Data records for software interfaces
──────────

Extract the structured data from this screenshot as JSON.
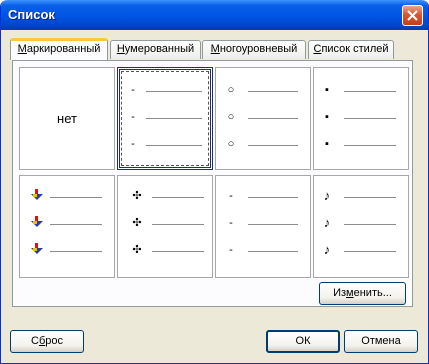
{
  "window": {
    "title": "Список"
  },
  "tabs": [
    {
      "label_ul": "М",
      "label_rest": "аркированный",
      "active": true
    },
    {
      "label_ul": "Н",
      "label_rest": "умерованный",
      "active": false
    },
    {
      "label_ul": "М",
      "label_rest": "ногоуровневый",
      "active": false
    },
    {
      "label_ul": "С",
      "label_rest": "писок стилей",
      "active": false
    }
  ],
  "bullet_styles": [
    {
      "none_label": "нет"
    },
    {
      "bullet": "-",
      "icon": "dash-bullet-icon",
      "selected": true
    },
    {
      "bullet": "○",
      "icon": "circle-bullet-icon"
    },
    {
      "bullet": "▪",
      "icon": "square-bullet-icon"
    },
    {
      "bullet": "",
      "icon": "colored-pointer-bullet-icon"
    },
    {
      "bullet": "✣",
      "icon": "four-diamond-bullet-icon"
    },
    {
      "bullet": "-",
      "icon": "small-dash-bullet-icon"
    },
    {
      "bullet": "♪",
      "icon": "note-bullet-icon"
    }
  ],
  "buttons": {
    "modify_pre": "Из",
    "modify_ul": "м",
    "modify_post": "енить...",
    "reset_pre": "С",
    "reset_ul": "б",
    "reset_post": "рос",
    "ok": "ОК",
    "cancel": "Отмена"
  },
  "colors": {
    "title_bar": "#0054e3",
    "close_button": "#d9552f",
    "tab_highlight": "#ffc83c"
  }
}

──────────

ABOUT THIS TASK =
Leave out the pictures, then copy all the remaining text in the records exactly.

EXPECTED OUTPUT =
Extract the structured data from this screenshot as JSON.
{
  "window": {
    "title": "Список"
  },
  "tabs": [
    {
      "label_ul": "М",
      "label_rest": "аркированный",
      "active": true
    },
    {
      "label_ul": "Н",
      "label_rest": "умерованный",
      "active": false
    },
    {
      "label_ul": "М",
      "label_rest": "ногоуровневый",
      "active": false
    },
    {
      "label_ul": "С",
      "label_rest": "писок стилей",
      "active": false
    }
  ],
  "bullet_styles": [
    {
      "none_label": "нет"
    },
    {
      "bullet": "-",
      "icon": "dash-bullet-icon",
      "selected": true
    },
    {
      "bullet": "○",
      "icon": "circle-bullet-icon"
    },
    {
      "bullet": "▪",
      "icon": "square-bullet-icon"
    },
    {
      "bullet": "",
      "icon": "colored-pointer-bullet-icon"
    },
    {
      "bullet": "✣",
      "icon": "four-diamond-bullet-icon"
    },
    {
      "bullet": "-",
      "icon": "small-dash-bullet-icon"
    },
    {
      "bullet": "♪",
      "icon": "note-bullet-icon"
    }
  ],
  "buttons": {
    "modify_pre": "Из",
    "modify_ul": "м",
    "modify_post": "енить...",
    "reset_pre": "С",
    "reset_ul": "б",
    "reset_post": "рос",
    "ok": "ОК",
    "cancel": "Отмена"
  },
  "colors": {
    "title_bar": "#0054e3",
    "close_button": "#d9552f",
    "tab_highlight": "#ffc83c"
  }
}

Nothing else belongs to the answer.